EXERCISE DESCRIPTION — Your copy should match the listing below word for word, with no images in it.

►

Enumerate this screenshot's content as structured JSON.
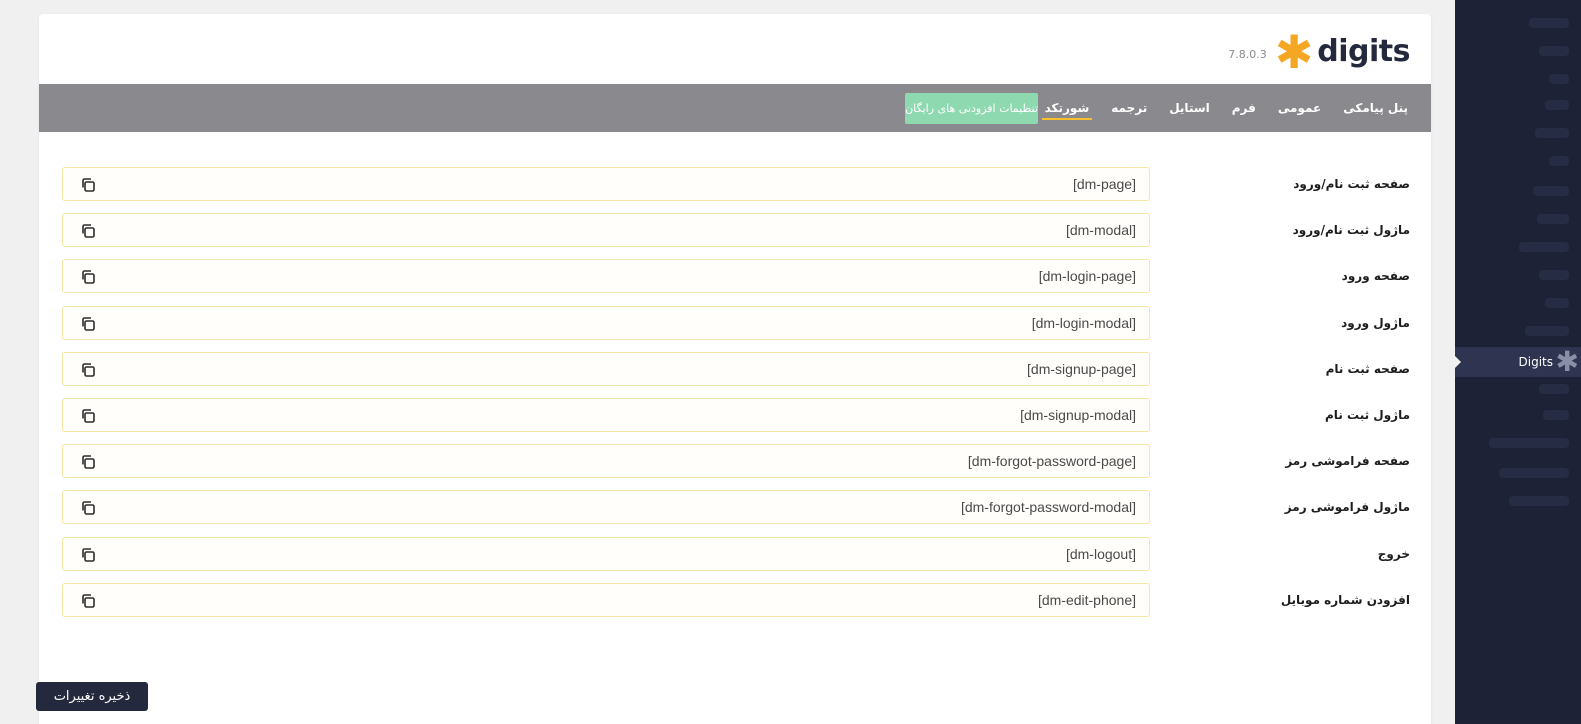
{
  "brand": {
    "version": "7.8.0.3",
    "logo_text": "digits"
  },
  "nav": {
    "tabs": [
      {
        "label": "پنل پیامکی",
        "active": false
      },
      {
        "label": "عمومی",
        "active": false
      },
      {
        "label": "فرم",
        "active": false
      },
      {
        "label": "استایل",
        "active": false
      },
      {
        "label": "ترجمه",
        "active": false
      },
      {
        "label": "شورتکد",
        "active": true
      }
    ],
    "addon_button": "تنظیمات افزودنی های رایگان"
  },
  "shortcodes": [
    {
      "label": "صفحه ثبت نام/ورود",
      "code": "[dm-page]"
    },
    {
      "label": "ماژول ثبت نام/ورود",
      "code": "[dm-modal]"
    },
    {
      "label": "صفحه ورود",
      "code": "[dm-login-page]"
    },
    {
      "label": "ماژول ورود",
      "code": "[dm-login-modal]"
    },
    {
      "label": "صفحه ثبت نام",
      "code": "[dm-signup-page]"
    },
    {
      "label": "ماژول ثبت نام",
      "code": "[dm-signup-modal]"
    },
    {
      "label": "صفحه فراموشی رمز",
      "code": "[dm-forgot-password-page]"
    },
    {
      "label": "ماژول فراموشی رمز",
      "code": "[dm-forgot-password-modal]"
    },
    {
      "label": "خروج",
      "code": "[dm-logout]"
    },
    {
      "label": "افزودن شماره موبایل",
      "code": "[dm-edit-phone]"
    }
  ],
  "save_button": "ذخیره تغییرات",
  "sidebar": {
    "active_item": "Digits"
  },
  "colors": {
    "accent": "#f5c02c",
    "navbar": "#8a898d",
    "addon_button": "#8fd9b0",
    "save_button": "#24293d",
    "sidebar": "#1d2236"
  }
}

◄

ANSWER BOX —
Enumerate this screenshot's content as structured JSON.
{
  "brand": {
    "version": "7.8.0.3",
    "logo_text": "digits"
  },
  "nav": {
    "tabs": [
      {
        "label": "پنل پیامکی",
        "active": false
      },
      {
        "label": "عمومی",
        "active": false
      },
      {
        "label": "فرم",
        "active": false
      },
      {
        "label": "استایل",
        "active": false
      },
      {
        "label": "ترجمه",
        "active": false
      },
      {
        "label": "شورتکد",
        "active": true
      }
    ],
    "addon_button": "تنظیمات افزودنی های رایگان"
  },
  "shortcodes": [
    {
      "label": "صفحه ثبت نام/ورود",
      "code": "[dm-page]"
    },
    {
      "label": "ماژول ثبت نام/ورود",
      "code": "[dm-modal]"
    },
    {
      "label": "صفحه ورود",
      "code": "[dm-login-page]"
    },
    {
      "label": "ماژول ورود",
      "code": "[dm-login-modal]"
    },
    {
      "label": "صفحه ثبت نام",
      "code": "[dm-signup-page]"
    },
    {
      "label": "ماژول ثبت نام",
      "code": "[dm-signup-modal]"
    },
    {
      "label": "صفحه فراموشی رمز",
      "code": "[dm-forgot-password-page]"
    },
    {
      "label": "ماژول فراموشی رمز",
      "code": "[dm-forgot-password-modal]"
    },
    {
      "label": "خروج",
      "code": "[dm-logout]"
    },
    {
      "label": "افزودن شماره موبایل",
      "code": "[dm-edit-phone]"
    }
  ],
  "save_button": "ذخیره تغییرات",
  "sidebar": {
    "active_item": "Digits"
  },
  "colors": {
    "accent": "#f5c02c",
    "navbar": "#8a898d",
    "addon_button": "#8fd9b0",
    "save_button": "#24293d",
    "sidebar": "#1d2236"
  }
}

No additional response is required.